◆ WHAT TO WORK ON: Only the text carries over: repeat the records exactly and drop the images.

--*--

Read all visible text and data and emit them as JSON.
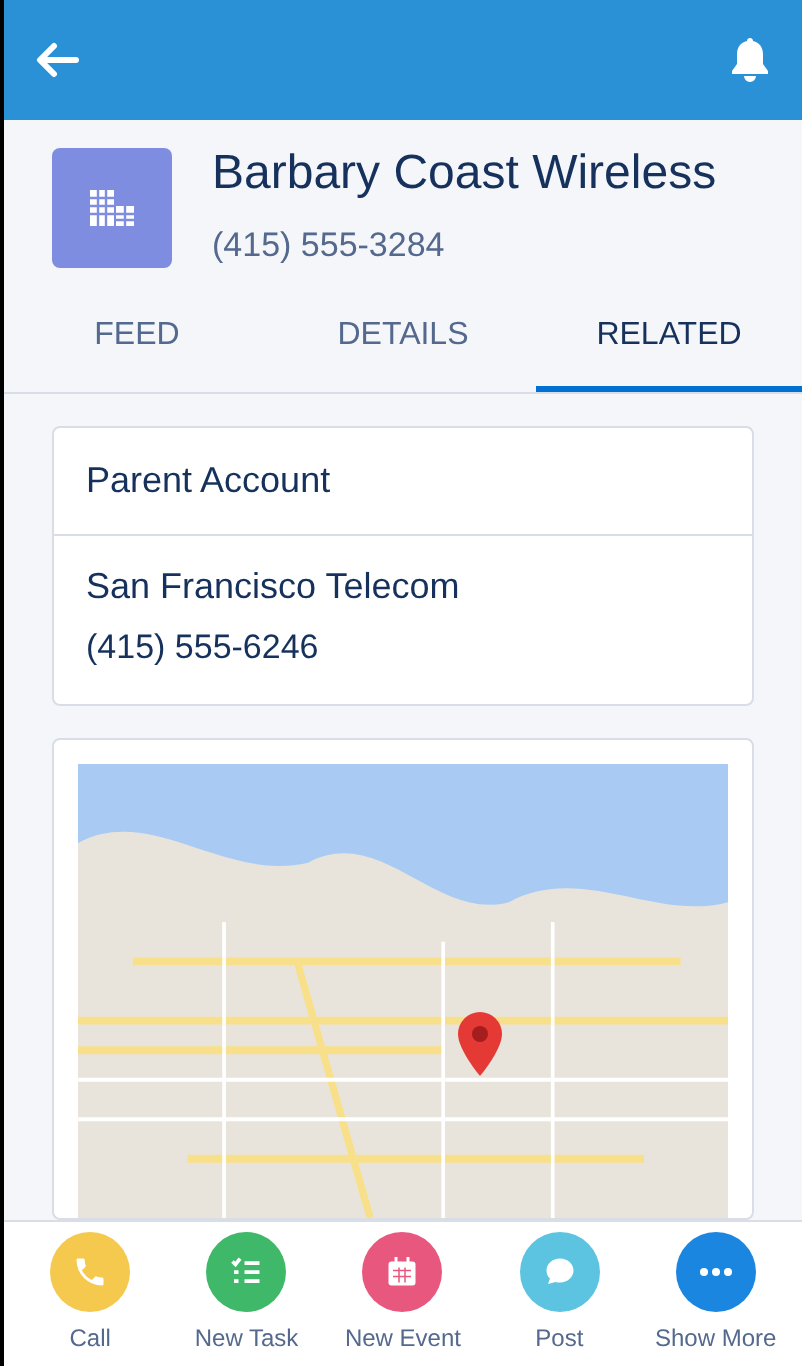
{
  "record": {
    "name": "Barbary Coast Wireless",
    "phone": "(415) 555-3284"
  },
  "tabs": [
    {
      "label": "FEED",
      "selected": false
    },
    {
      "label": "DETAILS",
      "selected": false
    },
    {
      "label": "RELATED",
      "selected": true
    }
  ],
  "parent_account": {
    "heading": "Parent Account",
    "name": "San Francisco Telecom",
    "phone": "(415) 555-6246"
  },
  "actions": [
    {
      "kind": "call",
      "label": "Call",
      "color": "#f4c94e"
    },
    {
      "kind": "task",
      "label": "New Task",
      "color": "#3fb86a"
    },
    {
      "kind": "event",
      "label": "New Event",
      "color": "#e8577e"
    },
    {
      "kind": "post",
      "label": "Post",
      "color": "#5cc4e0"
    },
    {
      "kind": "more",
      "label": "Show More",
      "color": "#1b86e0"
    }
  ]
}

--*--

◆ YOUR SOLUTION:
Read all visible text and data and emit them as JSON.
{
  "record": {
    "name": "Barbary Coast Wireless",
    "phone": "(415) 555-3284"
  },
  "tabs": [
    {
      "label": "FEED",
      "selected": false
    },
    {
      "label": "DETAILS",
      "selected": false
    },
    {
      "label": "RELATED",
      "selected": true
    }
  ],
  "parent_account": {
    "heading": "Parent Account",
    "name": "San Francisco Telecom",
    "phone": "(415) 555-6246"
  },
  "actions": [
    {
      "kind": "call",
      "label": "Call",
      "color": "#f4c94e"
    },
    {
      "kind": "task",
      "label": "New Task",
      "color": "#3fb86a"
    },
    {
      "kind": "event",
      "label": "New Event",
      "color": "#e8577e"
    },
    {
      "kind": "post",
      "label": "Post",
      "color": "#5cc4e0"
    },
    {
      "kind": "more",
      "label": "Show More",
      "color": "#1b86e0"
    }
  ]
}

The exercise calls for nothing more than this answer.